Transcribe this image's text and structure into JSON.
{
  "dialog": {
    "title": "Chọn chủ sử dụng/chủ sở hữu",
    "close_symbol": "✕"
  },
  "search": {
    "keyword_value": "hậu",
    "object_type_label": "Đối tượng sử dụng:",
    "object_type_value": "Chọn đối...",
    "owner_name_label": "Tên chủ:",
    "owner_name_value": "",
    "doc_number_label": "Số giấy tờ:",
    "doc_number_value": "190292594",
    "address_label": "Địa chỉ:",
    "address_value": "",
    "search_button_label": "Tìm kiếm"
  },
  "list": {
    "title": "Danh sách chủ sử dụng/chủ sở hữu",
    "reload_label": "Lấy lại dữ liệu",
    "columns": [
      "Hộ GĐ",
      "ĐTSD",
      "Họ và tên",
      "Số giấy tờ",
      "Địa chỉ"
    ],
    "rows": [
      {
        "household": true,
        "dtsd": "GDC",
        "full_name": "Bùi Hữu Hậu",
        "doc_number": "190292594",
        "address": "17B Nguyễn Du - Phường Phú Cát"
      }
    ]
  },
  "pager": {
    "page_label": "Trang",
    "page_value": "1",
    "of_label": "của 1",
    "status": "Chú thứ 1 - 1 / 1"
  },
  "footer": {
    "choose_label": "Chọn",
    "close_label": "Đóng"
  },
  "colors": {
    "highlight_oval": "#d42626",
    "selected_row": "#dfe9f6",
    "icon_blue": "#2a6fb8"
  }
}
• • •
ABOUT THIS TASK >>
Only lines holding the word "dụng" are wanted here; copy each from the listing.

WRITTEN RESPONSE >>
    "title": "Chọn chủ sử dụng/chủ sở hữu",
    "object_type_label": "Đối tượng sử dụng:",
    "title": "Danh sách chủ sử dụng/chủ sở hữu",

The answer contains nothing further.